_Exercise brief_: From the listing below, pull out all lines with "arrow" in them.

Supplied data START

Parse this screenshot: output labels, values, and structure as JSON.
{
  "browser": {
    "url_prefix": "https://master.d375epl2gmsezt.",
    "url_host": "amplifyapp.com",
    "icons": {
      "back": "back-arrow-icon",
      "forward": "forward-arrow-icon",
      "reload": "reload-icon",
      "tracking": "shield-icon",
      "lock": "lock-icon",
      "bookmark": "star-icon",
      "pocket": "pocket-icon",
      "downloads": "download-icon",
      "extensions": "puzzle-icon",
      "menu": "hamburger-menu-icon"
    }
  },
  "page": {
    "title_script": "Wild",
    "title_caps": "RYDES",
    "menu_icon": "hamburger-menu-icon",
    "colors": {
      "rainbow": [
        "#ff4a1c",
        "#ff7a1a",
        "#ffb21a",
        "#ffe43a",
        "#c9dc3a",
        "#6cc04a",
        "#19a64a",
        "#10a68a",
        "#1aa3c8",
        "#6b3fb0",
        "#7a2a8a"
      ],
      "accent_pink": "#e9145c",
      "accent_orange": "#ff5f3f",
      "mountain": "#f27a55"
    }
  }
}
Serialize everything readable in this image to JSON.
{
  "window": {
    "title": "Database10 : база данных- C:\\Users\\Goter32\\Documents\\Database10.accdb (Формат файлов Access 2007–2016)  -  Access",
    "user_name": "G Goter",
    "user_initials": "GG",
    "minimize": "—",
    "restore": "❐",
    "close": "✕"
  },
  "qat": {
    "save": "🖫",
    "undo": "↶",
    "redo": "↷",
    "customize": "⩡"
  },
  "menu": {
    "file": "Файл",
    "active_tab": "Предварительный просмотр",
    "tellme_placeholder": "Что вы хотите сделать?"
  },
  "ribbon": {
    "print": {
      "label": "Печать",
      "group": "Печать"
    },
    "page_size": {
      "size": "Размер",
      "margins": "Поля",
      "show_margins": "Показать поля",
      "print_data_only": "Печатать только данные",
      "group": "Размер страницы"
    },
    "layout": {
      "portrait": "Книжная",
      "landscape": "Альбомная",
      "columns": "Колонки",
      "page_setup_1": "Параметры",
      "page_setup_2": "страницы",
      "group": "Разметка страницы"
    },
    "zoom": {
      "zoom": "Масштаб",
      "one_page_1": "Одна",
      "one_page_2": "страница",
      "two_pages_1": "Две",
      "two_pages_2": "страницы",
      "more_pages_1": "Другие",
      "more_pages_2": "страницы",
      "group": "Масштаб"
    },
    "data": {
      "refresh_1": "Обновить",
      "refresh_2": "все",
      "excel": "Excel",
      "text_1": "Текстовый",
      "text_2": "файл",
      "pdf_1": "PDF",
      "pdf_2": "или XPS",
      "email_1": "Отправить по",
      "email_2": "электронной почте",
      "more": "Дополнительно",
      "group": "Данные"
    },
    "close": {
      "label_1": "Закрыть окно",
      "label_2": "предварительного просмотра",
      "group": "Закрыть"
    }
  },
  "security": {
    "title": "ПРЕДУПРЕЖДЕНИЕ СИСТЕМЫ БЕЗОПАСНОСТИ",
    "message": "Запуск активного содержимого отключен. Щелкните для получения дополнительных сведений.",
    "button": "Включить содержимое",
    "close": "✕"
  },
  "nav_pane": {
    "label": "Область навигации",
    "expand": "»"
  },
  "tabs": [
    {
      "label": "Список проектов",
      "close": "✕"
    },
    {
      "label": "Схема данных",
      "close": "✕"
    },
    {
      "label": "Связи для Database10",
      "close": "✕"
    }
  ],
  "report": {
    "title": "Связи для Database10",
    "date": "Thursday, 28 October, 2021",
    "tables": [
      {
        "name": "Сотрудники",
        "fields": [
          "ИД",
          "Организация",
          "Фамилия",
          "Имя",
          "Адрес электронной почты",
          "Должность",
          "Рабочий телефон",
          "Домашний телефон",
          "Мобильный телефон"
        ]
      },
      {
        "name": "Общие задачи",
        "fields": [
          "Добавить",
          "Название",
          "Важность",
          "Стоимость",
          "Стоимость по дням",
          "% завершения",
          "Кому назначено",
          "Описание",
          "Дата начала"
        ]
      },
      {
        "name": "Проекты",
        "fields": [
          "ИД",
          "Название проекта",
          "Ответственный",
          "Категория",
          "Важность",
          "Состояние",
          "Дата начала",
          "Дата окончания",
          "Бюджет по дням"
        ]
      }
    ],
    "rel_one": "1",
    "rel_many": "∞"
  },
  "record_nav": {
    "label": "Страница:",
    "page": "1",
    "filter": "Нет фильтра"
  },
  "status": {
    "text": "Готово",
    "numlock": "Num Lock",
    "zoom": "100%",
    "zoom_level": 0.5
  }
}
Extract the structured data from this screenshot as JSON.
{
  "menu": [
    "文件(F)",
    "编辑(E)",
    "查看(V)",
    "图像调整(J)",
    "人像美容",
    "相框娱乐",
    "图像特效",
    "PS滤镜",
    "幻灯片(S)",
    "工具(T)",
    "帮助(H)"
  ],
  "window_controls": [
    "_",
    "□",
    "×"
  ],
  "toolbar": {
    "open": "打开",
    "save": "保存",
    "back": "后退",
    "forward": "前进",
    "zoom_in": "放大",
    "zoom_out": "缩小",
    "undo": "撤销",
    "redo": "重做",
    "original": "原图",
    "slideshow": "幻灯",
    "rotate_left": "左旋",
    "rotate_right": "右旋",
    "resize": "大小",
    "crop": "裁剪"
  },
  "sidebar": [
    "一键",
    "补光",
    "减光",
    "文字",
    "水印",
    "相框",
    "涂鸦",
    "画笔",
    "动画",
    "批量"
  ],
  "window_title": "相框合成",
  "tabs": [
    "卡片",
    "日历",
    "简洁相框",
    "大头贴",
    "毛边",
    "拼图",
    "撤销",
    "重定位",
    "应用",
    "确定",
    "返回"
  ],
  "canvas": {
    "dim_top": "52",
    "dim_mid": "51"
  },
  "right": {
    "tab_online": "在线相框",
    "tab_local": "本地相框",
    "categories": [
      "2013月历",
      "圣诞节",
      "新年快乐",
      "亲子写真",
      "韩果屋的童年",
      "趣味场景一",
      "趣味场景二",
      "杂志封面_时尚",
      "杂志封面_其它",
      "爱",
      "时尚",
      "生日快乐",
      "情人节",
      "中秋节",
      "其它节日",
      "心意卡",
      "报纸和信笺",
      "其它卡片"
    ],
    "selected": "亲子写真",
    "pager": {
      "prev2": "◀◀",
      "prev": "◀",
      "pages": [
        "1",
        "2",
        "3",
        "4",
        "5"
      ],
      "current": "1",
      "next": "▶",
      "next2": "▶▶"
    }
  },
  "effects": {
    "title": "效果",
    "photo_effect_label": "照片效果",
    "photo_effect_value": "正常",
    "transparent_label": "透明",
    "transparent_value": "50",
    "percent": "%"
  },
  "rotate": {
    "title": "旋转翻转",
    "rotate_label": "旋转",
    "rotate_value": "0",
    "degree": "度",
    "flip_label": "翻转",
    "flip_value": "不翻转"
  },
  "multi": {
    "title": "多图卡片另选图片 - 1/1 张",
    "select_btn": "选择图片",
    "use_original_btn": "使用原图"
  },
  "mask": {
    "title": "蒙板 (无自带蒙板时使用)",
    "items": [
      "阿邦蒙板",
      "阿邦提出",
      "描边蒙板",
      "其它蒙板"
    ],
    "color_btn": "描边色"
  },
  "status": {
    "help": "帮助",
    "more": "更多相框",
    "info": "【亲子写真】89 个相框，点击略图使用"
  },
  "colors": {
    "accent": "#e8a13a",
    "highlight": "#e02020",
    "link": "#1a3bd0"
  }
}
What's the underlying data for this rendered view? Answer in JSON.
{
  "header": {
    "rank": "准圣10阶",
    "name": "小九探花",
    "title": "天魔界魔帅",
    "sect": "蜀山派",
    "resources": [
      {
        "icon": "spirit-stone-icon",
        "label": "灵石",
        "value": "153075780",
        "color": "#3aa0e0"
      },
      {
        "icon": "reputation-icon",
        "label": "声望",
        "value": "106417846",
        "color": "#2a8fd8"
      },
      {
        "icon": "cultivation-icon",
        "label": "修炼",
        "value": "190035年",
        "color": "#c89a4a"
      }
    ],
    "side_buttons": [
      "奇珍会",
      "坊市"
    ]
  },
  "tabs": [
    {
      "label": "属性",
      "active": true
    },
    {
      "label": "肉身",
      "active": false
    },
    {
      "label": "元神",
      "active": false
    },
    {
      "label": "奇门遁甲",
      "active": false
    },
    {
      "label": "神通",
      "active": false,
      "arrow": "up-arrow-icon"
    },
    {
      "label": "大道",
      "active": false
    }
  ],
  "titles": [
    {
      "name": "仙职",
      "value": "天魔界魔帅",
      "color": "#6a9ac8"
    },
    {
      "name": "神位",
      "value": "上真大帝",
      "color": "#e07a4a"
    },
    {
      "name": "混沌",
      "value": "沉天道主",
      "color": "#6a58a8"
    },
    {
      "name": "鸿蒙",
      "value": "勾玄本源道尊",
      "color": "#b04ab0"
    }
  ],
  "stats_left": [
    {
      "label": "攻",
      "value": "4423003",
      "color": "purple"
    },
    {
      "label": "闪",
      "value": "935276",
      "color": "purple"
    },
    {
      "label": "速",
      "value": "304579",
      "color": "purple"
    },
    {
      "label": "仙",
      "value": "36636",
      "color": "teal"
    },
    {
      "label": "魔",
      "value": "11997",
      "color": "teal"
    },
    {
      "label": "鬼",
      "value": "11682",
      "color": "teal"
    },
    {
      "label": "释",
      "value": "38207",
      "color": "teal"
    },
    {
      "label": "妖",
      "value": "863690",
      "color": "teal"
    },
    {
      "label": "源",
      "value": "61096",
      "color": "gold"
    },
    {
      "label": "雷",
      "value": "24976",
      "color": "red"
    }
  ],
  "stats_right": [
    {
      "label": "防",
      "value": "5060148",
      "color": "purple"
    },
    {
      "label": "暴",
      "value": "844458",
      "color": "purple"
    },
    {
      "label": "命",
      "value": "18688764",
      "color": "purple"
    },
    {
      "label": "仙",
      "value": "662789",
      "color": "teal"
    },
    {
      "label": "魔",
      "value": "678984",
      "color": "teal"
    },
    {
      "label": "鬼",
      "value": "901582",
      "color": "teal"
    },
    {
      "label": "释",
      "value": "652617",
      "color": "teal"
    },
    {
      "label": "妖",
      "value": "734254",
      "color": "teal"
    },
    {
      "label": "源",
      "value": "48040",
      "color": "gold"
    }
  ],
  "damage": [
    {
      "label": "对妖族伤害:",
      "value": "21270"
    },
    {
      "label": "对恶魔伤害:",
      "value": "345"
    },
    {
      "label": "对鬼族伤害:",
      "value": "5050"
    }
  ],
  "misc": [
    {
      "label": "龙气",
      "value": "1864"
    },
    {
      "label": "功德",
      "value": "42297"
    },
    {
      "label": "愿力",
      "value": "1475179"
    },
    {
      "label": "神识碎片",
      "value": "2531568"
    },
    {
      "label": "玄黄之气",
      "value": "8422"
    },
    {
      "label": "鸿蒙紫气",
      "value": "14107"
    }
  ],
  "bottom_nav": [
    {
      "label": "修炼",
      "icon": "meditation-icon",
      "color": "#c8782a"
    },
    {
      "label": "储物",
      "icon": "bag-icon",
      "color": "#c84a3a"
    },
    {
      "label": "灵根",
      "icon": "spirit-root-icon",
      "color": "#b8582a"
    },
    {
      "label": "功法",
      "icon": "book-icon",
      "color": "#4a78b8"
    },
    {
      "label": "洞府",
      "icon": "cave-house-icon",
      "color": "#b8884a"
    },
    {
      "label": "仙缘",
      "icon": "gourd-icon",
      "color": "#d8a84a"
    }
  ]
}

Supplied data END

_Task answer_:
      "back": "back-arrow-icon",
      "forward": "forward-arrow-icon",
      "arrow": "up-arrow-icon"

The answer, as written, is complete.